DATA FOR THIS TASK >>

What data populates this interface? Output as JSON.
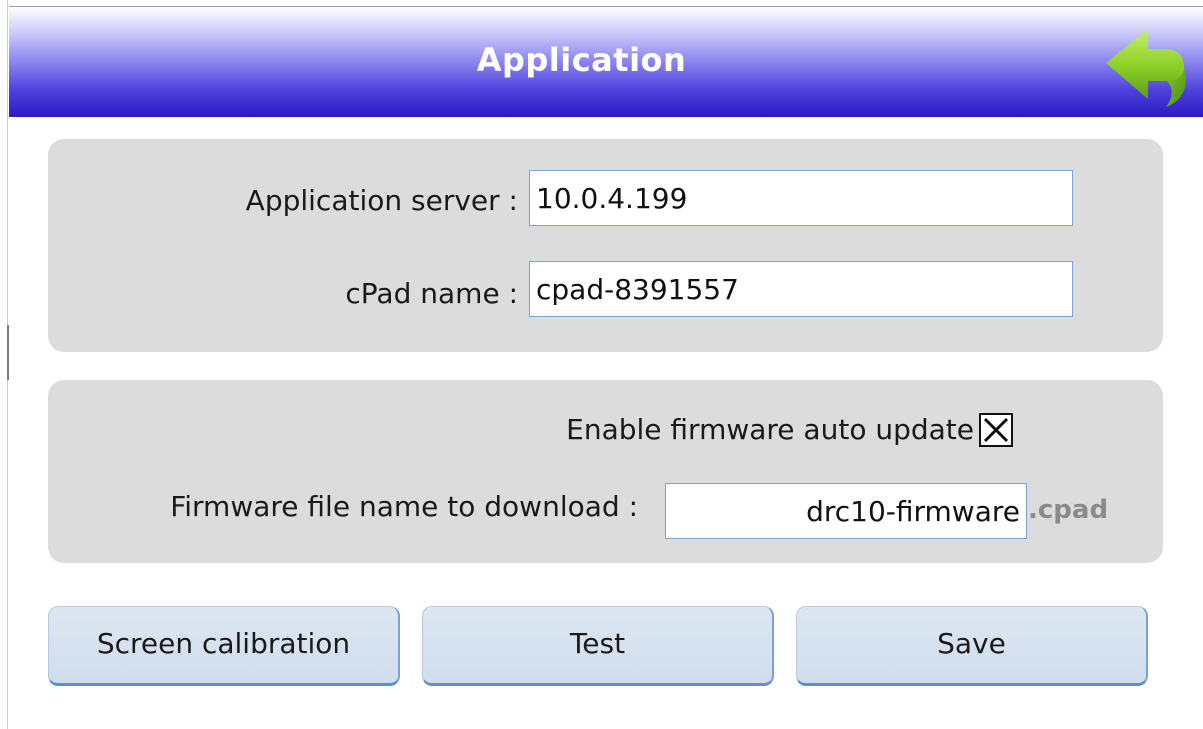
{
  "header": {
    "title": "Application",
    "back_icon": "back-arrow-icon",
    "back_icon_color": "#7dc81e"
  },
  "app_server": {
    "label": "Application server :",
    "value": "10.0.4.199"
  },
  "cpad_name": {
    "label": "cPad name :",
    "value": "cpad-8391557"
  },
  "firmware": {
    "auto_update_label": "Enable firmware auto update",
    "auto_update_checked": true,
    "checkbox_icon": "x-mark-icon",
    "file_label": "Firmware file name to download :",
    "file_value": "drc10-firmware",
    "file_suffix": ".cpad"
  },
  "buttons": {
    "calibration": "Screen calibration",
    "test": "Test",
    "save": "Save"
  },
  "colors": {
    "header_top": "#ffffff",
    "header_bottom": "#2a1bc4",
    "panel_bg": "#dcdcdc",
    "button_bg": "#d6e1ee",
    "field_border": "#7ea2d6"
  }
}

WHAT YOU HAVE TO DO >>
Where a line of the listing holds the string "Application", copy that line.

SOLVED EXERCISE >>
    "title": "Application",
    "label": "Application server :",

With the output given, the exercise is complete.